  • Based on UDP: Sending TCP data through LTE can hurt your performance a lot. That’s the reason we decided to establish our protocol on UDP and to implement packet control.
  • Based on X264: X264 is an open-source implementation of the H.264 protocol. It is already implemented in most Android devices and is supported natively. The encoding rate is reasonable.
  • Codec agnostic: In the future, we wanted to support H.265 and its open-source implementation. Thus the protocol had to be code agnostic.
  • To use hybrid encryption: Most of the listed protocols do not use a hybrid encryption approach. We wanted our protocol to have better authentication and encryption mechanism, and that’s why we decided to use hybrid-based encryption on top of RSA and AES-GCM. We changed the keyphrase and IV for AES on every packet frame sent to implement the encryption correctly.
  • Binary-based: Keeping in mind that LTE is usually sold using monthly plans. These plans are generally only a couple of gigabytes. So we ended up making a binary-based protocol. Any other protocols, and especially the semantic-based ones, would result in more significant data consumption.
  • Adaptive Bitrate: The LTE network bandwidth depends on how strong a radio signal your device has. The weaker the signal, the lower the bandwidth. We had to implement an adaptive bitrate strategy, which lowered the resolution in a weaker signal. This way, you could receive frames no matter how strong is your LTE cell signal.

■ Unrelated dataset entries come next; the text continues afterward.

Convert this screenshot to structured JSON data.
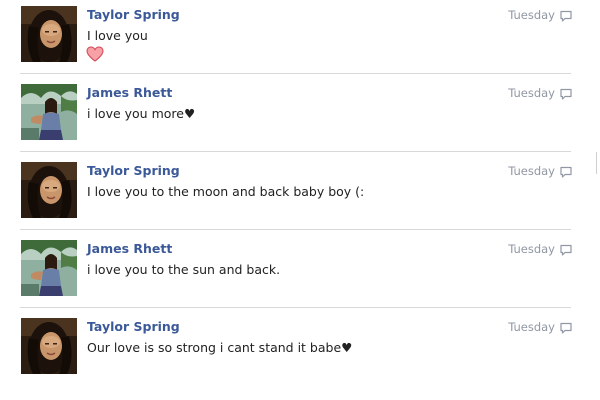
{
  "messages": [
    {
      "sender": "Taylor Spring",
      "text": "I love you",
      "has_heart_emoji": true,
      "time": "Tuesday",
      "avatar": "taylor-spring-avatar"
    },
    {
      "sender": "James Rhett",
      "text": "i love you more♥",
      "has_heart_emoji": false,
      "time": "Tuesday",
      "avatar": "james-rhett-avatar"
    },
    {
      "sender": "Taylor Spring",
      "text": "I love you to the moon and back baby boy (:",
      "has_heart_emoji": false,
      "time": "Tuesday",
      "avatar": "taylor-spring-avatar"
    },
    {
      "sender": "James Rhett",
      "text": "i love you to the sun and back.",
      "has_heart_emoji": false,
      "time": "Tuesday",
      "avatar": "james-rhett-avatar"
    },
    {
      "sender": "Taylor Spring",
      "text": "Our love is so strong i cant stand it babe♥",
      "has_heart_emoji": false,
      "time": "Tuesday",
      "avatar": "taylor-spring-avatar"
    }
  ],
  "colors": {
    "sender_name": "#3b5998",
    "message_text": "#222222",
    "timestamp": "#9197a3",
    "divider": "#d9d9d9",
    "heart_fill": "#f7a1a6",
    "heart_stroke": "#d24a58"
  },
  "icons": {
    "reply": "speech-bubble-icon",
    "emoji": "heart-emoji-icon"
  }
}
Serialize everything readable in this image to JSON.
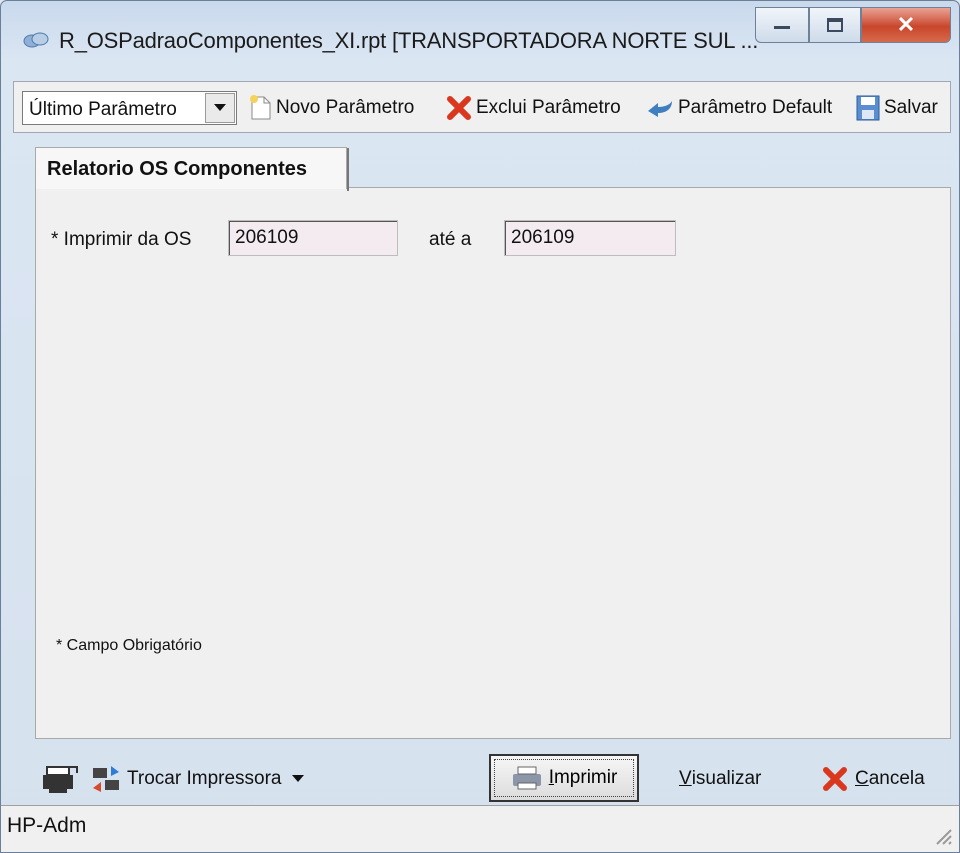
{
  "window": {
    "title": "R_OSPadraoComponentes_XI.rpt [TRANSPORTADORA NORTE SUL ...",
    "controls": [
      "minimize",
      "maximize",
      "close"
    ]
  },
  "toolbar": {
    "param_select": "Último Parâmetro",
    "novo_parametro": "Novo Parâmetro",
    "exclui_parametro": "Exclui Parâmetro",
    "parametro_default": "Parâmetro Default",
    "salvar": "Salvar"
  },
  "tab": {
    "label": "Relatorio OS Componentes"
  },
  "form": {
    "from_label": "* Imprimir da OS",
    "from_value": "206109",
    "to_label": "até a",
    "to_value": "206109",
    "required_note": "* Campo Obrigatório"
  },
  "bottom": {
    "trocar_impressora": "Trocar Impressora",
    "imprimir_prefix": "I",
    "imprimir_rest": "mprimir",
    "visualizar_prefix": "V",
    "visualizar_rest": "isualizar",
    "cancela_prefix": "C",
    "cancela_rest": "ancela"
  },
  "status": {
    "printer": "HP-Adm"
  },
  "colors": {
    "close_button": "#c9462c",
    "field_bg": "#f3ebf0",
    "cancel_x": "#d9381e"
  }
}
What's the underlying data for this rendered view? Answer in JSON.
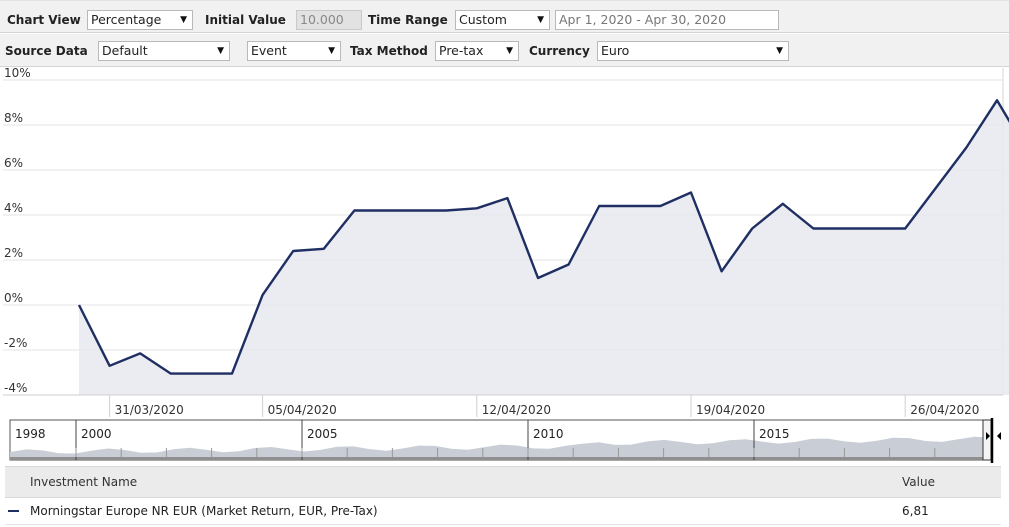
{
  "toolbar1": {
    "chart_view_label": "Chart View",
    "chart_view_value": "Percentage",
    "initial_value_label": "Initial Value",
    "initial_value": "10.000",
    "time_range_label": "Time Range",
    "time_range_value": "Custom",
    "date_range": "Apr 1, 2020 - Apr 30, 2020"
  },
  "toolbar2": {
    "source_data_label": "Source Data",
    "source_data_value": "Default",
    "event_value": "Event",
    "tax_method_label": "Tax Method",
    "tax_method_value": "Pre-tax",
    "currency_label": "Currency",
    "currency_value": "Euro"
  },
  "dropdown_arrow": "▼",
  "chart_data": {
    "type": "area",
    "ylim": [
      -4,
      10
    ],
    "y_ticks": [
      "10%",
      "8%",
      "6%",
      "4%",
      "2%",
      "0%",
      "-2%",
      "-4%"
    ],
    "x_ticks": [
      "31/03/2020",
      "05/04/2020",
      "12/04/2020",
      "19/04/2020",
      "26/04/2020"
    ],
    "series": [
      {
        "name": "Morningstar Europe NR EUR (Market Return, EUR, Pre-Tax)",
        "color": "#1f2f63",
        "fill": "#e8e9f0",
        "x": [
          "30/03/2020",
          "31/03/2020",
          "01/04/2020",
          "02/04/2020",
          "03/04/2020",
          "04/04/2020",
          "05/04/2020",
          "06/04/2020",
          "07/04/2020",
          "08/04/2020",
          "09/04/2020",
          "10/04/2020",
          "11/04/2020",
          "12/04/2020",
          "13/04/2020",
          "14/04/2020",
          "15/04/2020",
          "16/04/2020",
          "17/04/2020",
          "18/04/2020",
          "19/04/2020",
          "20/04/2020",
          "21/04/2020",
          "22/04/2020",
          "23/04/2020",
          "24/04/2020",
          "25/04/2020",
          "26/04/2020",
          "27/04/2020",
          "28/04/2020",
          "29/04/2020",
          "30/04/2020"
        ],
        "values": [
          0.0,
          -2.7,
          -2.15,
          -3.05,
          -3.05,
          -3.05,
          0.45,
          2.4,
          2.5,
          4.2,
          4.2,
          4.2,
          4.2,
          4.3,
          4.75,
          1.2,
          1.8,
          4.4,
          4.4,
          4.4,
          5.0,
          1.5,
          3.4,
          4.5,
          3.4,
          3.4,
          3.4,
          3.4,
          5.2,
          7.0,
          9.1,
          6.81
        ]
      }
    ]
  },
  "navigator": {
    "years": [
      "1998",
      "2000",
      "2005",
      "2010",
      "2015"
    ]
  },
  "table": {
    "headers": {
      "name": "Investment Name",
      "value": "Value"
    },
    "rows": [
      {
        "name": "Morningstar Europe NR EUR (Market Return, EUR, Pre-Tax)",
        "value": "6,81"
      }
    ]
  }
}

Our proof of concept implementation managed to fulfill these requirements. The finished network protocol was fast enough and binary compatible. It supported adaptive bitrate and was code agnostic. 

On the diagram, you can see a sample datagram of this protocol. The MTU was 1500 bytes to support all kinds of equipment, but not only with jumbo frames.

We used an UUIDv4 and RSA signature for authentication purposes. After that, you have multiple fields as a counter in the index, date, packet size, and an array of bytes. The implementation stripped down an h.264 frame to multiple UDP packets and sent them together. The server combined them back to the h.264 packet and appended them to corresponding files. 

We saw that it is better to have adaptive logic on the codec level during our tests for the protocol. For example, a simple JPEG stream was much better when the signal was weaker.

In the next part, we shall discuss how we created our body camera device and its software. We shall discuss our streaming server implementation in the final third part, give you a budget, and explain why the whole business model did not work as expected.

Next part is here